[App and web page records]
BEGIN

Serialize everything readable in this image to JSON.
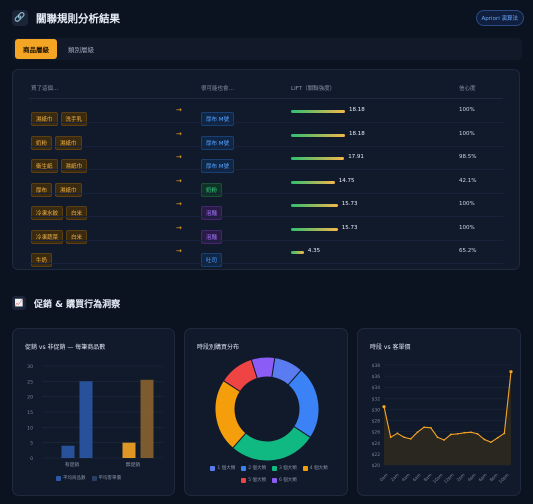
{
  "header": {
    "title": "關聯規則分析結果",
    "badge": "Apriori 演算法",
    "icon": "link-icon"
  },
  "tabs": [
    {
      "label": "商品層級",
      "active": true
    },
    {
      "label": "類別層級",
      "active": false
    }
  ],
  "rules_table": {
    "columns": [
      "買了這個…",
      "很可能也會…",
      "LIFT（關聯強度）",
      "信心度"
    ],
    "rows": [
      {
        "antecedents": [
          "濕紙巾",
          "洗手乳"
        ],
        "consequent": "厚布 M號",
        "lift": "18.18",
        "confidence": "100%",
        "color": "blue"
      },
      {
        "antecedents": [
          "奶粉",
          "濕紙巾"
        ],
        "consequent": "厚布 M號",
        "lift": "18.18",
        "confidence": "100%",
        "color": "blue"
      },
      {
        "antecedents": [
          "衛生紙",
          "濕紙巾"
        ],
        "consequent": "厚布 M號",
        "lift": "17.91",
        "confidence": "98.5%",
        "color": "blue"
      },
      {
        "antecedents": [
          "厚布",
          "濕紙巾"
        ],
        "consequent": "奶粉",
        "lift": "14.75",
        "confidence": "42.1%",
        "color": "green"
      },
      {
        "antecedents": [
          "冷凍水餃",
          "白米"
        ],
        "consequent": "泡麵",
        "lift": "15.73",
        "confidence": "100%",
        "color": "purple"
      },
      {
        "antecedents": [
          "冷凍蔬菜",
          "白米"
        ],
        "consequent": "泡麵",
        "lift": "15.73",
        "confidence": "100%",
        "color": "purple"
      },
      {
        "antecedents": [
          "牛奶"
        ],
        "consequent": "吐司",
        "lift": "4.35",
        "confidence": "65.2%",
        "color": "blue"
      }
    ],
    "lift_max": 18.18
  },
  "section": {
    "title": "促銷 & 購買行為洞察",
    "icon": "chart-icon"
  },
  "charts": {
    "promo": {
      "title": "促銷 vs 非促銷 — 每筆商品數"
    },
    "hourly_dist": {
      "title": "時段別購買分布"
    },
    "hourly_price": {
      "title": "時段 vs 客單價"
    }
  },
  "chart_data": [
    {
      "type": "bar",
      "title": "促銷 vs 非促銷 — 每筆商品數",
      "categories": [
        "有促銷",
        "無促銷"
      ],
      "series": [
        {
          "name": "平均商品數",
          "values": [
            4,
            5
          ],
          "color": "#f5a524"
        },
        {
          "name": "平均客單價",
          "values": [
            25,
            25.5
          ],
          "color": "#2b58a8"
        }
      ],
      "y_ticks": [
        "0",
        "5",
        "10",
        "15",
        "20",
        "25",
        "30"
      ],
      "ylim": [
        0,
        30
      ]
    },
    {
      "type": "pie",
      "title": "時段別購買分布",
      "labels": [
        "1 個大類",
        "2 個大類",
        "3 個大類",
        "4 個大類",
        "5 個大類",
        "6 個大類"
      ],
      "values": [
        10,
        25,
        30,
        25,
        12,
        8
      ],
      "colors": [
        "#5b7bf0",
        "#3b82f6",
        "#10b981",
        "#f59e0b",
        "#ef4444",
        "#8b5cf6"
      ]
    },
    {
      "type": "line",
      "title": "時段 vs 客單價",
      "x": [
        "0am",
        "2am",
        "4am",
        "6am",
        "8am",
        "10am",
        "12pm",
        "2pm",
        "4pm",
        "6pm",
        "8pm",
        "10pm"
      ],
      "y_points": [
        30.5,
        25.0,
        25.7,
        25.0,
        24.7,
        25.9,
        26.8,
        26.7,
        25.0,
        24.5,
        25.5,
        25.6,
        25.8,
        25.9,
        25.6,
        24.6,
        24.1,
        24.9,
        25.7,
        36.8
      ],
      "y_ticks": [
        "$20",
        "$22",
        "$24",
        "$26",
        "$28",
        "$30",
        "$32",
        "$34",
        "$36",
        "$38"
      ],
      "ylim": [
        20,
        38
      ]
    }
  ]
}
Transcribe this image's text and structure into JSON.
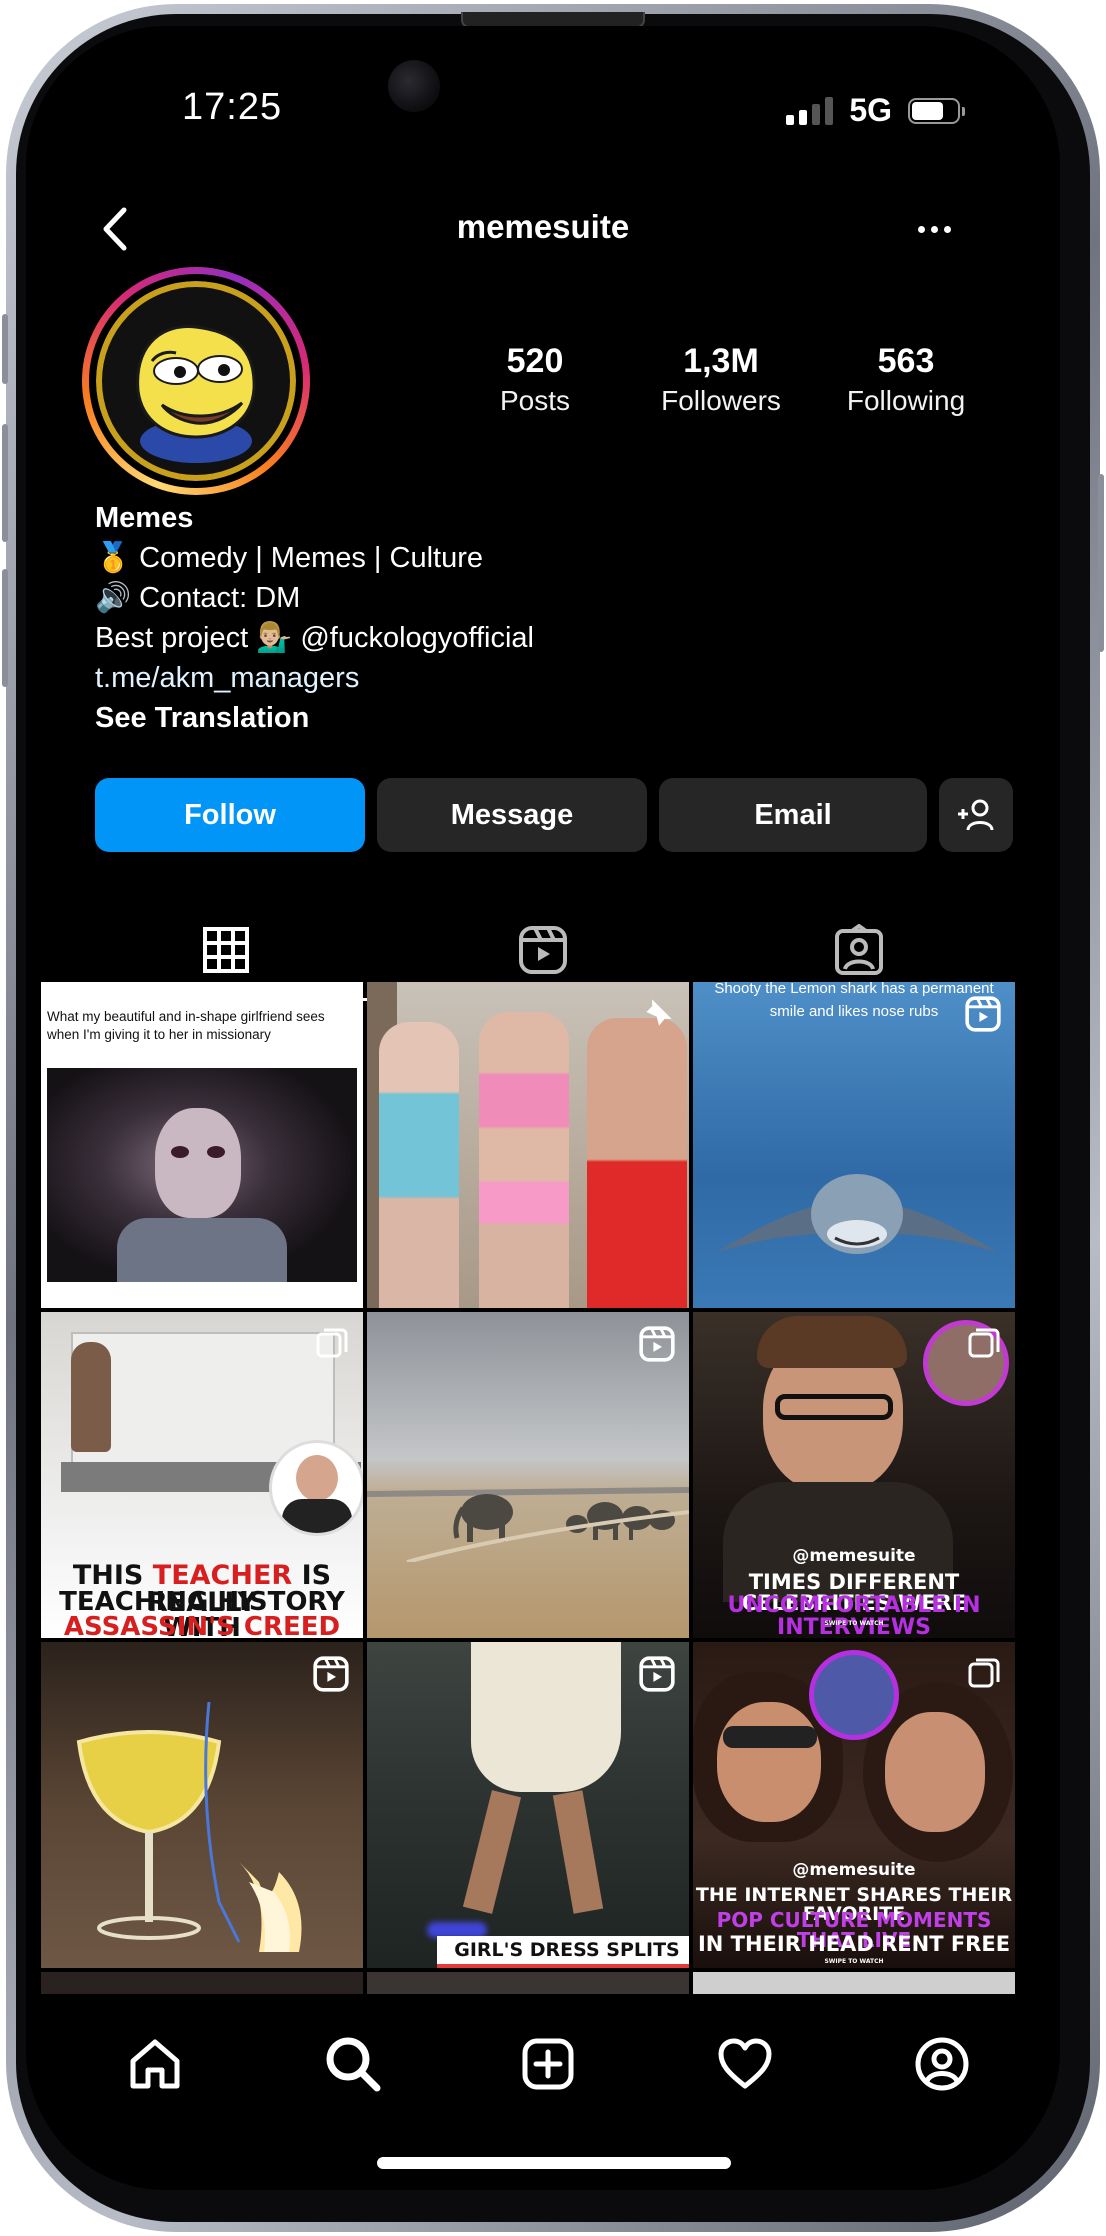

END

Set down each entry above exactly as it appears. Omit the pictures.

▸ **Expected output**:
Serialize everything readable in this image to JSON.
{
  "header": {
    "title": "關聯規則分析結果",
    "badge": "Apriori 演算法",
    "icon": "link-icon"
  },
  "tabs": [
    {
      "label": "商品層級",
      "active": true
    },
    {
      "label": "類別層級",
      "active": false
    }
  ],
  "rules_table": {
    "columns": [
      "買了這個…",
      "很可能也會…",
      "LIFT（關聯強度）",
      "信心度"
    ],
    "rows": [
      {
        "antecedents": [
          "濕紙巾",
          "洗手乳"
        ],
        "consequent": "厚布 M號",
        "lift": "18.18",
        "confidence": "100%",
        "color": "blue"
      },
      {
        "antecedents": [
          "奶粉",
          "濕紙巾"
        ],
        "consequent": "厚布 M號",
        "lift": "18.18",
        "confidence": "100%",
        "color": "blue"
      },
      {
        "antecedents": [
          "衛生紙",
          "濕紙巾"
        ],
        "consequent": "厚布 M號",
        "lift": "17.91",
        "confidence": "98.5%",
        "color": "blue"
      },
      {
        "antecedents": [
          "厚布",
          "濕紙巾"
        ],
        "consequent": "奶粉",
        "lift": "14.75",
        "confidence": "42.1%",
        "color": "green"
      },
      {
        "antecedents": [
          "冷凍水餃",
          "白米"
        ],
        "consequent": "泡麵",
        "lift": "15.73",
        "confidence": "100%",
        "color": "purple"
      },
      {
        "antecedents": [
          "冷凍蔬菜",
          "白米"
        ],
        "consequent": "泡麵",
        "lift": "15.73",
        "confidence": "100%",
        "color": "purple"
      },
      {
        "antecedents": [
          "牛奶"
        ],
        "consequent": "吐司",
        "lift": "4.35",
        "confidence": "65.2%",
        "color": "blue"
      }
    ],
    "lift_max": 18.18
  },
  "section": {
    "title": "促銷 & 購買行為洞察",
    "icon": "chart-icon"
  },
  "charts": {
    "promo": {
      "title": "促銷 vs 非促銷 — 每筆商品數"
    },
    "hourly_dist": {
      "title": "時段別購買分布"
    },
    "hourly_price": {
      "title": "時段 vs 客單價"
    }
  },
  "chart_data": [
    {
      "type": "bar",
      "title": "促銷 vs 非促銷 — 每筆商品數",
      "categories": [
        "有促銷",
        "無促銷"
      ],
      "series": [
        {
          "name": "平均商品數",
          "values": [
            4,
            5
          ],
          "color": "#f5a524"
        },
        {
          "name": "平均客單價",
          "values": [
            25,
            25.5
          ],
          "color": "#2b58a8"
        }
      ],
      "y_ticks": [
        "0",
        "5",
        "10",
        "15",
        "20",
        "25",
        "30"
      ],
      "ylim": [
        0,
        30
      ]
    },
    {
      "type": "pie",
      "title": "時段別購買分布",
      "labels": [
        "1 個大類",
        "2 個大類",
        "3 個大類",
        "4 個大類",
        "5 個大類",
        "6 個大類"
      ],
      "values": [
        10,
        25,
        30,
        25,
        12,
        8
      ],
      "colors": [
        "#5b7bf0",
        "#3b82f6",
        "#10b981",
        "#f59e0b",
        "#ef4444",
        "#8b5cf6"
      ]
    },
    {
      "type": "line",
      "title": "時段 vs 客單價",
      "x": [
        "0am",
        "2am",
        "4am",
        "6am",
        "8am",
        "10am",
        "12pm",
        "2pm",
        "4pm",
        "6pm",
        "8pm",
        "10pm"
      ],
      "y_points": [
        30.5,
        25.0,
        25.7,
        25.0,
        24.7,
        25.9,
        26.8,
        26.7,
        25.0,
        24.5,
        25.5,
        25.6,
        25.8,
        25.9,
        25.6,
        24.6,
        24.1,
        24.9,
        25.7,
        36.8
      ],
      "y_ticks": [
        "$20",
        "$22",
        "$24",
        "$26",
        "$28",
        "$30",
        "$32",
        "$34",
        "$36",
        "$38"
      ],
      "ylim": [
        20,
        38
      ]
    }
  ]
}
Transcribe this image's text and structure into JSON.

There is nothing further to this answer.